The Lincoln Center's eponymous benefactor, David Lincoln, has attended summer programming at the Chautauqua Institution for over 90 years. That experience demonstrates a hallmark of the life-long continuing education at Chautauqua. The immersive mind-body-spirit education also mirrors the mission of the Lincoln Center: to explore how best to live together as a human community, so that we all may achieve purposeful, productive, and prosperous lives.
The Lincoln-Chautauqua Fellows program provides students with an immersive, week-long opportunity to experience the programming at the Chautauqua Institution. Founded in 1874, the Institute provides programming across four pillars (education, arts, recreation, and spirituality), and supplements that programming with a dizzying array of summer classes, workshops, and opportunities. Students meet monthly throughout the spring semester to discuss the shape of both higher education and more informal educational opportunities, leading up to the June/July departure date.
Lincoln-Chautauqua Scholars are provided with an opportunity to experience immersive programming that intersects with aspects of mind, body, and self at the Chautauqua Institute, broadening their understanding of what consitutes education.

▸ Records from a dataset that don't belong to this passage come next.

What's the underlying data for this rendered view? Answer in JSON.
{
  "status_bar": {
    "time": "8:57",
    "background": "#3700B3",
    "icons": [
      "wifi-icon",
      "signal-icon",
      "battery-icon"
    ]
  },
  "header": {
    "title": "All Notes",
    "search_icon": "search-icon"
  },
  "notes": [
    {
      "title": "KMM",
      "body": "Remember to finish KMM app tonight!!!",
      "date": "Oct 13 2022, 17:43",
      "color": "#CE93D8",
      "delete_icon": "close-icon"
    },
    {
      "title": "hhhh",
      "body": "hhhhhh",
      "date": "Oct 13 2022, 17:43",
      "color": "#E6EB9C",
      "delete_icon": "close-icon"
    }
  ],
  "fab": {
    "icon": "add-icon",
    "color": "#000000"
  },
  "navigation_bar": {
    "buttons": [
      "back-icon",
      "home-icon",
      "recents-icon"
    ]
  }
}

Situating students in the extensive social setting of Chautauqua allows them to envision the expansive, systems-level social problems facing the ASU community in a new light.
The Lincoln-Chautauqua Fellows benefit from dozens of competing daily events, and are tasked with examining how the intersection of programming across mind, body, and spirit can broaden the definition of applied ethics education. Upon their return, students are encouraged to help the Lincoln Center plan immersive public programming modeled on their experience at Chautauqua.